Using public Wi-Fi could lead to loss of confidential personal data for over half of UK users, a new study from YouGov shows.

The study reveals that 56% of those who use public Wi-Fi tend not to check whether the Internet access is safe. This means that if a network is not encrypted, hackers have easy access to users´ data such as passwords, bank accounts and other confidential information by using spyware and cyber-snooping.

Most frequently, the respondents in the study use public Wi-Fi in places like hotels, airports and cafes. Almost half of the users are worried about viruses, while phishing is a concern to 41%. A further 40% fear they might become subject to hackers´ attacks or cyber-snooping while going online via their mobile devices.

Even though many users are aware of the risk, close to a quarter of those surveyed say they have used their password to access their e-mails and a similar proportion have visited their Facebook profiles while using public Wi-Fi. Some 15% have entered details about their credit or debit cards and 8% have used their banking password.
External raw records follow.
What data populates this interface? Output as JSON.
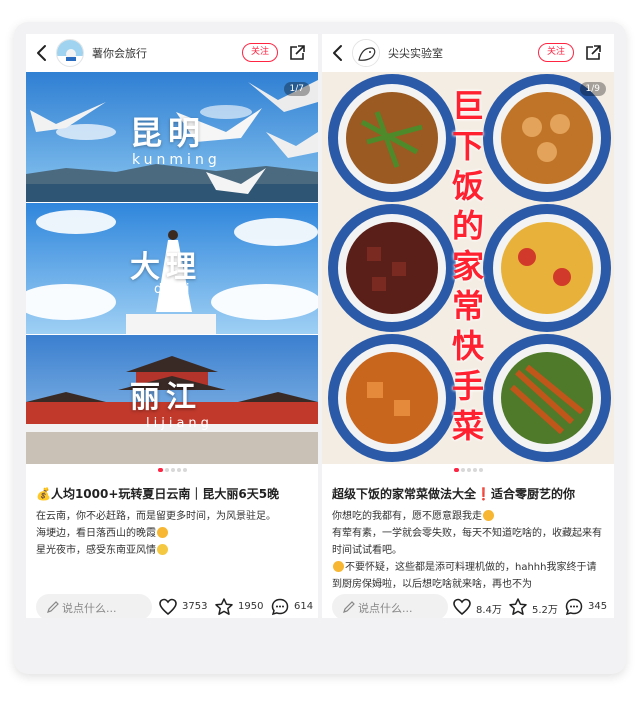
{
  "left_note": {
    "author": "薯你会旅行",
    "follow_label": "关注",
    "image_counter": "1/7",
    "image_text": {
      "city1": "昆明",
      "city1_pinyin": "kunming",
      "city2": "大理",
      "city2_pinyin": "dali",
      "city3": "丽江",
      "city3_pinyin": "lijiang"
    },
    "title": "💰人均1000+玩转夏日云南｜昆大丽6天5晚",
    "body": [
      "在云南，你不必赶路，而是留更多时间，为风景驻足。",
      "海埂边，看日落西山的晚霞",
      "星光夜市，感受东南亚风情"
    ],
    "comment_placeholder": "说点什么...",
    "likes": "3753",
    "collects": "1950",
    "comments": "614"
  },
  "right_note": {
    "author": "尖尖实验室",
    "follow_label": "关注",
    "image_counter": "1/9",
    "image_text_chars": [
      "巨",
      "下",
      "饭",
      "的",
      "家",
      "常",
      "快",
      "手",
      "菜"
    ],
    "title": "超级下饭的家常菜做法大全❗适合零厨艺的你",
    "body": [
      "你想吃的我都有，愿不愿意跟我走",
      "有荤有素，一学就会零失败，每天不知道吃啥的，收藏起来有时间试试看吧。",
      "不要怀疑，这些都是添可料理机做的，hahhh我家终于请到厨房保姆啦，以后想吃啥就来啥，再也不为"
    ],
    "comment_placeholder": "说点什么...",
    "likes": "8.4万",
    "collects": "5.2万",
    "comments": "345"
  },
  "colors": {
    "accent": "#ff2442",
    "text": "#222222",
    "sky": "#3d8fd8"
  },
  "icons": [
    "back-arrow-icon",
    "share-icon",
    "heart-icon",
    "star-icon",
    "comment-icon",
    "pen-icon"
  ]
}
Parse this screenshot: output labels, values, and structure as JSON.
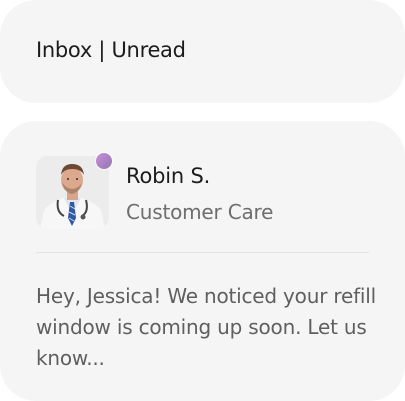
{
  "header": {
    "title": "Inbox | Unread"
  },
  "message": {
    "sender_name": "Robin S.",
    "sender_role": "Customer Care",
    "preview": "Hey, Jessica! We noticed your refill window is coming up soon. Let us know...",
    "status_color": "#b98ac9"
  }
}
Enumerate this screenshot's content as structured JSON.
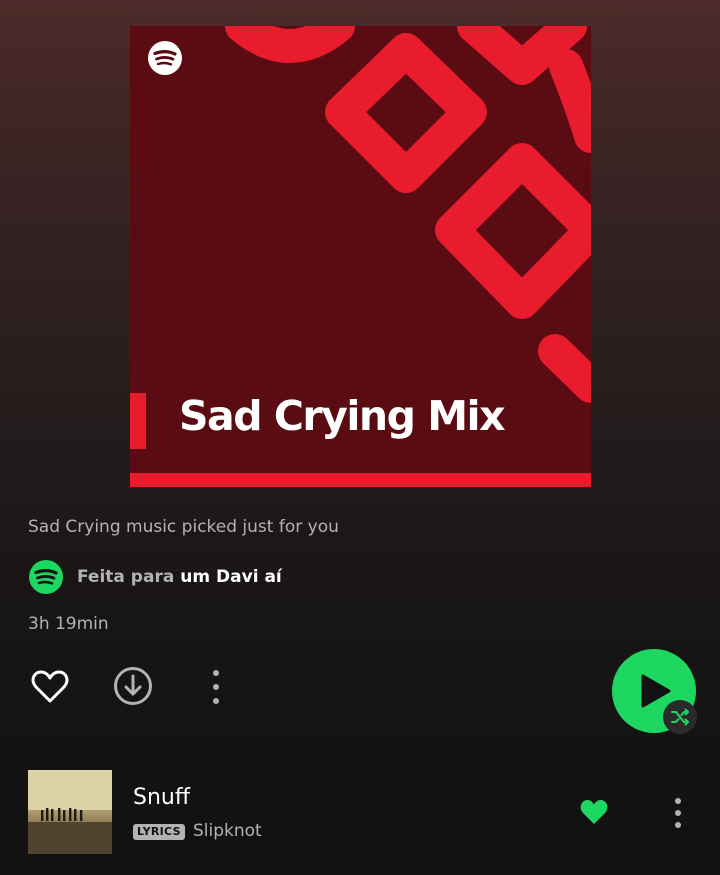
{
  "cover": {
    "title": "Sad Crying Mix",
    "logo_icon": "spotify-logo-icon"
  },
  "playlist": {
    "description": "Sad Crying music picked just for you",
    "owner_prefix": "Feita para",
    "owner_name": "um Davi aí",
    "owner_icon": "spotify-logo-icon",
    "duration": "3h 19min"
  },
  "actions": {
    "like_icon": "heart-outline-icon",
    "download_icon": "download-icon",
    "more_icon": "more-vertical-icon",
    "play_icon": "play-icon",
    "shuffle_icon": "shuffle-icon"
  },
  "tracks": [
    {
      "title": "Snuff",
      "badge": "LYRICS",
      "artist": "Slipknot",
      "liked": true,
      "like_icon": "heart-filled-icon",
      "more_icon": "more-vertical-icon"
    }
  ],
  "colors": {
    "accent": "#1ed760",
    "cover_background": "#5b0b12",
    "cover_pattern": "#e91c2d",
    "text_secondary": "#b3b3b3"
  }
}
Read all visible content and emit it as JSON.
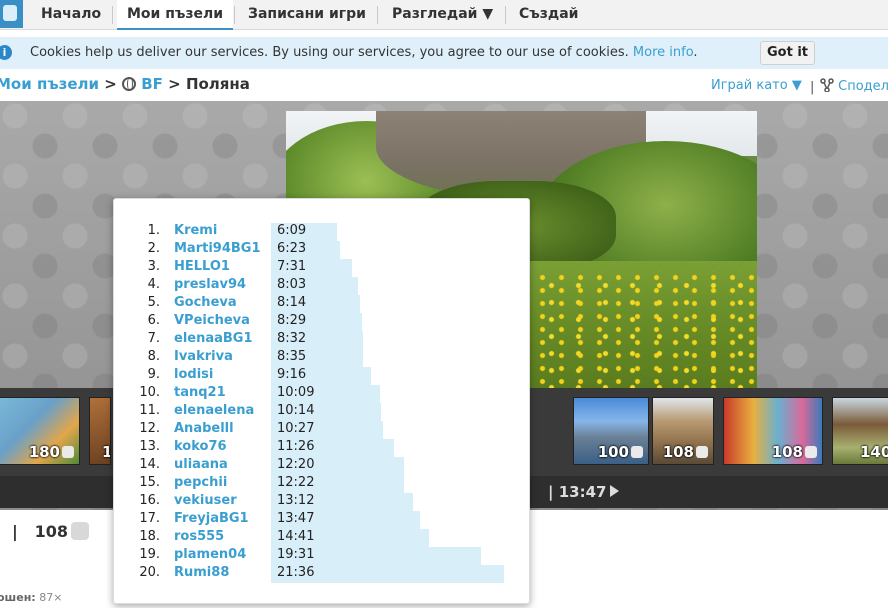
{
  "nav": {
    "items": [
      "Начало",
      "Мои пъзели",
      "Записани игри",
      "Разгледай ▼",
      "Създай"
    ],
    "active_index": 1
  },
  "cookie": {
    "icon": "info-icon",
    "text": "Cookies help us deliver our services. By using our services, you agree to our use of cookies. ",
    "more_link": "More info",
    "period": ".",
    "button": "Got it"
  },
  "breadcrumb": {
    "part1": "Мои пъзели",
    "sep1": " > ",
    "part2": "BF",
    "sep2": " > ",
    "current": "Поляна",
    "play_as": "Играй като ▼",
    "divider": "|",
    "share": "Сподел"
  },
  "thumbnails": [
    {
      "count": "180"
    },
    {
      "count": "1"
    },
    {
      "count": "100"
    },
    {
      "count": "108"
    },
    {
      "count": "108"
    },
    {
      "count": "140"
    }
  ],
  "timebar": {
    "text": "| 13:47"
  },
  "stats": {
    "divider": "|",
    "pieces": "108",
    "solved_label": "ошен:",
    "solved_value": "87×"
  },
  "close_symbol": "✖",
  "leaderboard": [
    {
      "rank": "1.",
      "name": "Kremi",
      "time": "6:09",
      "seconds": 369
    },
    {
      "rank": "2.",
      "name": "Marti94BG1",
      "time": "6:23",
      "seconds": 383
    },
    {
      "rank": "3.",
      "name": "HELLO1",
      "time": "7:31",
      "seconds": 451
    },
    {
      "rank": "4.",
      "name": "preslav94",
      "time": "8:03",
      "seconds": 483
    },
    {
      "rank": "5.",
      "name": "Gocheva",
      "time": "8:14",
      "seconds": 494
    },
    {
      "rank": "6.",
      "name": "VPeicheva",
      "time": "8:29",
      "seconds": 509
    },
    {
      "rank": "7.",
      "name": "elenaaBG1",
      "time": "8:32",
      "seconds": 512
    },
    {
      "rank": "8.",
      "name": "Ivakriva",
      "time": "8:35",
      "seconds": 515
    },
    {
      "rank": "9.",
      "name": "lodisi",
      "time": "9:16",
      "seconds": 556
    },
    {
      "rank": "10.",
      "name": "tanq21",
      "time": "10:09",
      "seconds": 609
    },
    {
      "rank": "11.",
      "name": "elenaelena",
      "time": "10:14",
      "seconds": 614
    },
    {
      "rank": "12.",
      "name": "Anabelll",
      "time": "10:27",
      "seconds": 627
    },
    {
      "rank": "13.",
      "name": "koko76",
      "time": "11:26",
      "seconds": 686
    },
    {
      "rank": "14.",
      "name": "uliaana",
      "time": "12:20",
      "seconds": 740
    },
    {
      "rank": "15.",
      "name": "pepchii",
      "time": "12:22",
      "seconds": 742
    },
    {
      "rank": "16.",
      "name": "vekiuser",
      "time": "13:12",
      "seconds": 792
    },
    {
      "rank": "17.",
      "name": "FreyjaBG1",
      "time": "13:47",
      "seconds": 827
    },
    {
      "rank": "18.",
      "name": "ros555",
      "time": "14:41",
      "seconds": 881
    },
    {
      "rank": "19.",
      "name": "plamen04",
      "time": "19:31",
      "seconds": 1171
    },
    {
      "rank": "20.",
      "name": "Rumi88",
      "time": "21:36",
      "seconds": 1296
    }
  ]
}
Quite paradoxically, however, the survey found that 86% of those polled took steps to secure their Wi-Fi connections at home, suggesting that users are familiar with the possible ways to protect their data but they find the convenience of public Wi-Fi more important than security.

Ben Hollom

January 30, 2012